After that conversation, I decided to call Bill Pessemier, who was the fire and EMS incident commander at Columbine incident. He later became chief in Littleton, and now is director of 911 dispatch for the Summit County (Colo.) Communications Center.
“Soon after Columbine, we were invited to speak at different conferences about lessons we learned from the incident,” Pessemier said. “We tried to be brutally honest with what went well and what didn’t go so well, and [provide] different recommendations for fire, law and EMS.”
Pessemier said each presentation placed a lot of emphasis on the importance of collaboration among the public-safety agencies and of developing relationships before incidents.
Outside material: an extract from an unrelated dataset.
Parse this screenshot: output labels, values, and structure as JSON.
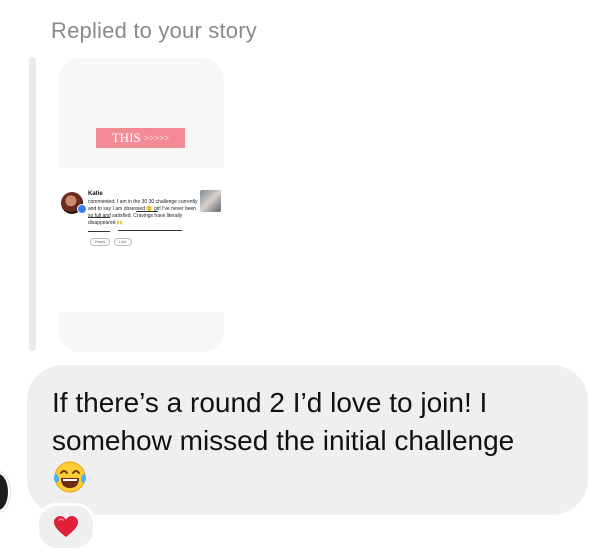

Presenters also made recommendations on unified command at large-scale incidents to achieve a common goal.
“We did that for about a year after Columbine,” Pessemier said, adding that most presentations were done on vacation time or traded scheduled. “We just thought it was the right thing to do.”
Pessemier is stunned by the similarities between the Columbine and the Century 16 cinema shootings.
“Everything looked the same: what the shooter did, how the police and fire responded — it was stunningly similar,” he said.
Pessemier told me that the two Columbine shooters — who killed 12 students and one teacher — also had supplies inside their parked cars to cause fatal explosions. “One of the police officers who was taking cover behind one of the [shooter’s] cars saw a propane tank, a timer and gasoline inside the car,” he said.
Similarly, alleged Aurora shooter James Holmes had rigged his entire apartment with a complex series of explosives that took authorities days to dismantle.
“What is it about the American society or culture that is breeding this sort of anger or mental attitude that says, ‘I’ll just go kill a bunch of people?’” Pessemier asked.
We may never know why. But the incident highlights why America’s fire and emergency medical responders must stand ready to respond to the next call for help, never sure of what they will find.